Report every line of the listing below in which the string "meta" occurs.

═══ Data ═══

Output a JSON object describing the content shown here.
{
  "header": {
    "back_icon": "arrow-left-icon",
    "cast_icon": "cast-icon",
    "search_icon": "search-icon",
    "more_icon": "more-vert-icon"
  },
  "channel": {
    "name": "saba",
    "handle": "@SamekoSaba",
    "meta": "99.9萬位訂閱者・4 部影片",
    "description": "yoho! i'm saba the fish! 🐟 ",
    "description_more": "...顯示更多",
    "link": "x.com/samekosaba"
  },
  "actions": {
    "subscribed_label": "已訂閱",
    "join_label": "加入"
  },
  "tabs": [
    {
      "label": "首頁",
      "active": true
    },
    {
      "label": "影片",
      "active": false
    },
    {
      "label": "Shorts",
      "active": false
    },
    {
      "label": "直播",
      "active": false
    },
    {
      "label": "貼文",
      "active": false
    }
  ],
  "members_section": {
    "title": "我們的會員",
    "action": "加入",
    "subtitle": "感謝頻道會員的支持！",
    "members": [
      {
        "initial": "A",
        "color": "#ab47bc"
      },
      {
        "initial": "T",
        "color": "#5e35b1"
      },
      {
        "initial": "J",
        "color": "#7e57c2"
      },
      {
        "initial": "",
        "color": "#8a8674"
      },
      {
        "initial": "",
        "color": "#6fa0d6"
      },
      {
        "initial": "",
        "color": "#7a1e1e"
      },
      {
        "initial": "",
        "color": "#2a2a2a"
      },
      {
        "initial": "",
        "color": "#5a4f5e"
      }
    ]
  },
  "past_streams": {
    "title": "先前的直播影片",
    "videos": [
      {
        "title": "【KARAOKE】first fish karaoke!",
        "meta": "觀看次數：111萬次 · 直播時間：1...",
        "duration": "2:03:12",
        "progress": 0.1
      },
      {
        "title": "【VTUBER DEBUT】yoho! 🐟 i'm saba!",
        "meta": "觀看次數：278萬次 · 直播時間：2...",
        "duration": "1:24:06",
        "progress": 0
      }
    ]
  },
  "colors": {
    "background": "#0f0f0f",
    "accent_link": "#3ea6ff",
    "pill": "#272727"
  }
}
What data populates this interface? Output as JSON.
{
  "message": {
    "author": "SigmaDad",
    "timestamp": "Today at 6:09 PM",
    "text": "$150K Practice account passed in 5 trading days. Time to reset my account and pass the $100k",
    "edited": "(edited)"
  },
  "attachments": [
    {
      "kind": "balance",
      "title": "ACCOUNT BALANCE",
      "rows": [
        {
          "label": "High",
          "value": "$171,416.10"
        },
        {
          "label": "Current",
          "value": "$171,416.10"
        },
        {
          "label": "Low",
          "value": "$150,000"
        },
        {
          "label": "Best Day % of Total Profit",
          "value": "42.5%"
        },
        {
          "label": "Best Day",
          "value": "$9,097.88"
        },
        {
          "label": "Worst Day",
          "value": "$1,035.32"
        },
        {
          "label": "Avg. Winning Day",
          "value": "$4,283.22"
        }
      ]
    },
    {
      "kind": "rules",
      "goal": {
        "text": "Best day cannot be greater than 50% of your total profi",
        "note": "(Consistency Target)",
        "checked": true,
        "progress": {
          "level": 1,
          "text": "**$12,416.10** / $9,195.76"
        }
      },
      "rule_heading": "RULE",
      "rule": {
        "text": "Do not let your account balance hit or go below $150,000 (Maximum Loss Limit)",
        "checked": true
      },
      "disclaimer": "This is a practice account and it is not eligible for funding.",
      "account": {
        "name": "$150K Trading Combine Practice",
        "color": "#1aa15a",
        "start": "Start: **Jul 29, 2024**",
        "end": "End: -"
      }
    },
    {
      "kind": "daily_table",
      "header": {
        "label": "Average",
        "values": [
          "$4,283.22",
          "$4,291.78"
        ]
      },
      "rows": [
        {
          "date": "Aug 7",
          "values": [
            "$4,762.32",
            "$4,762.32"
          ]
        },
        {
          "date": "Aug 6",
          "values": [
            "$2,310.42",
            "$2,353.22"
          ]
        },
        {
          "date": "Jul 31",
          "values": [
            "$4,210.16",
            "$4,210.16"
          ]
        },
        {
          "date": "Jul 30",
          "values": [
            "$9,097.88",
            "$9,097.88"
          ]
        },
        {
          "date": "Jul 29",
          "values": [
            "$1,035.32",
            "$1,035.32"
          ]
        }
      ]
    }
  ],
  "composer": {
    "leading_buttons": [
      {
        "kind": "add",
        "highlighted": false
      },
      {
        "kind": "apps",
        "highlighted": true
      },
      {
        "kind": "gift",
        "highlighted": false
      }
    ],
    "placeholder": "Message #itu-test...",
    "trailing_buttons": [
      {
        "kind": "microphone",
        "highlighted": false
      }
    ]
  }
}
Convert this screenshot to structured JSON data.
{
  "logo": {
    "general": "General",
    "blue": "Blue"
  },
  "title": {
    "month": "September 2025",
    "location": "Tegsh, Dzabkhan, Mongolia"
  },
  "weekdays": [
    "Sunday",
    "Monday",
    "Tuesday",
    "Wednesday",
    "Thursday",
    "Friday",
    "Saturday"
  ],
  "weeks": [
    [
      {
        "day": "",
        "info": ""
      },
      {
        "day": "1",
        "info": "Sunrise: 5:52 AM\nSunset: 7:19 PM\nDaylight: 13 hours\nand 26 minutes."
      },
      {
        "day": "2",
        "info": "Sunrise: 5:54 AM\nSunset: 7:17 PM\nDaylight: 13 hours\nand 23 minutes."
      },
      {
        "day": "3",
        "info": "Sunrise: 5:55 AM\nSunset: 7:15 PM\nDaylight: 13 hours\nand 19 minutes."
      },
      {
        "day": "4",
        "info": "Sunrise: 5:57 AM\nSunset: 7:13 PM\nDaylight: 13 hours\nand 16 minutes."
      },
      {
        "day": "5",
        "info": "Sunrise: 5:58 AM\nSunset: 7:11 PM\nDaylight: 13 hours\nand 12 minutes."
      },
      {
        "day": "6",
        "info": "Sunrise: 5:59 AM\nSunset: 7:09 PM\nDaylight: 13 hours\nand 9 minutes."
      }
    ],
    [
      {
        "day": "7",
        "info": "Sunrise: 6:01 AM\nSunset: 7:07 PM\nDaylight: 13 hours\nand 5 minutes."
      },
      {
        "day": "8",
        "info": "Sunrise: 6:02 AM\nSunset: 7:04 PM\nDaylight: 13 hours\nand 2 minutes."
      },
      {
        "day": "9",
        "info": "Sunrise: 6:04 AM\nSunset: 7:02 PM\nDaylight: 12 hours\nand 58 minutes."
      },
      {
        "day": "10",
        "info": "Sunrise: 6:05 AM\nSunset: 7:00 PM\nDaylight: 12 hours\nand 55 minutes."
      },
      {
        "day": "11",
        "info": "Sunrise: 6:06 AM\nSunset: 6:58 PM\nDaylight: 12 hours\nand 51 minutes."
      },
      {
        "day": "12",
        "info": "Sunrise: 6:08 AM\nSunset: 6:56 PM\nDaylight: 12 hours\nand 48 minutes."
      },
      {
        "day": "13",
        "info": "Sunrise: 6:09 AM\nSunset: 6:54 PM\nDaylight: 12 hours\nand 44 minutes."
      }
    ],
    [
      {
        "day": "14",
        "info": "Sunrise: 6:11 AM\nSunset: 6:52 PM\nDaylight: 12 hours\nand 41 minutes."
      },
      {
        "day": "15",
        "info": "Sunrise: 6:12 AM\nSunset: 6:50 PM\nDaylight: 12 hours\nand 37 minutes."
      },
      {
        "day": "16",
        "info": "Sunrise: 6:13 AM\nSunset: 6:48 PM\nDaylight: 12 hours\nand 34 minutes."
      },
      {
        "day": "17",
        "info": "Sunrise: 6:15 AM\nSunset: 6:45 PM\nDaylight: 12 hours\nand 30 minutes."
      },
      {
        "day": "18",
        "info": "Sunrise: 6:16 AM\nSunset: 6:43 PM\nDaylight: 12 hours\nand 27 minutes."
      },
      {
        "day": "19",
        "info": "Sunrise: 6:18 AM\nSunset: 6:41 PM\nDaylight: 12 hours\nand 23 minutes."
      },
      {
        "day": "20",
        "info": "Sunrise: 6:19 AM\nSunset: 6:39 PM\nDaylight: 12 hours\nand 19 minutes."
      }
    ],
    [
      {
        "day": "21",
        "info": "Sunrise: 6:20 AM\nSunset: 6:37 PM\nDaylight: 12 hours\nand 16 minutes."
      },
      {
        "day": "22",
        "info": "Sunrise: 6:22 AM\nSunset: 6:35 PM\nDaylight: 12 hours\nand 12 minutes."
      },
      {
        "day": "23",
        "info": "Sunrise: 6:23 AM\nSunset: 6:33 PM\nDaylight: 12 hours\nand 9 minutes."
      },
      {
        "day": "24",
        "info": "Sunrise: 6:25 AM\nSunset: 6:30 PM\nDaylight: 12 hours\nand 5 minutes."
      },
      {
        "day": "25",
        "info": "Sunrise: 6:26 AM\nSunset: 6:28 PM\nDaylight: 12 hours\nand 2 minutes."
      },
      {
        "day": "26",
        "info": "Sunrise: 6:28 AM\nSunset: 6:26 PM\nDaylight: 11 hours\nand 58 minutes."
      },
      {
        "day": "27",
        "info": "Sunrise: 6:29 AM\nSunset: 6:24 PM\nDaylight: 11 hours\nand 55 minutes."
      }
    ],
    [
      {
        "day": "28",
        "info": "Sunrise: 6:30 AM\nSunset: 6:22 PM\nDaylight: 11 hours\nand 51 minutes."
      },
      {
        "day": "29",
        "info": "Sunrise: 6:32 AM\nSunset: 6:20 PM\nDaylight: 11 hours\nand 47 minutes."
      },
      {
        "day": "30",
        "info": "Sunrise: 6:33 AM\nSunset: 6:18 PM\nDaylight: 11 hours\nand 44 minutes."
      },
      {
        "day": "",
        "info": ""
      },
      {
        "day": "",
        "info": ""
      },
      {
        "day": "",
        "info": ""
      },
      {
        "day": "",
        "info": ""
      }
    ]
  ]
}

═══

Written solution →
    "meta": "99.9萬位訂閱者・4 部影片",
        "meta": "觀看次數：111萬次 · 直播時間：1...",
        "meta": "觀看次數：278萬次 · 直播時間：2...",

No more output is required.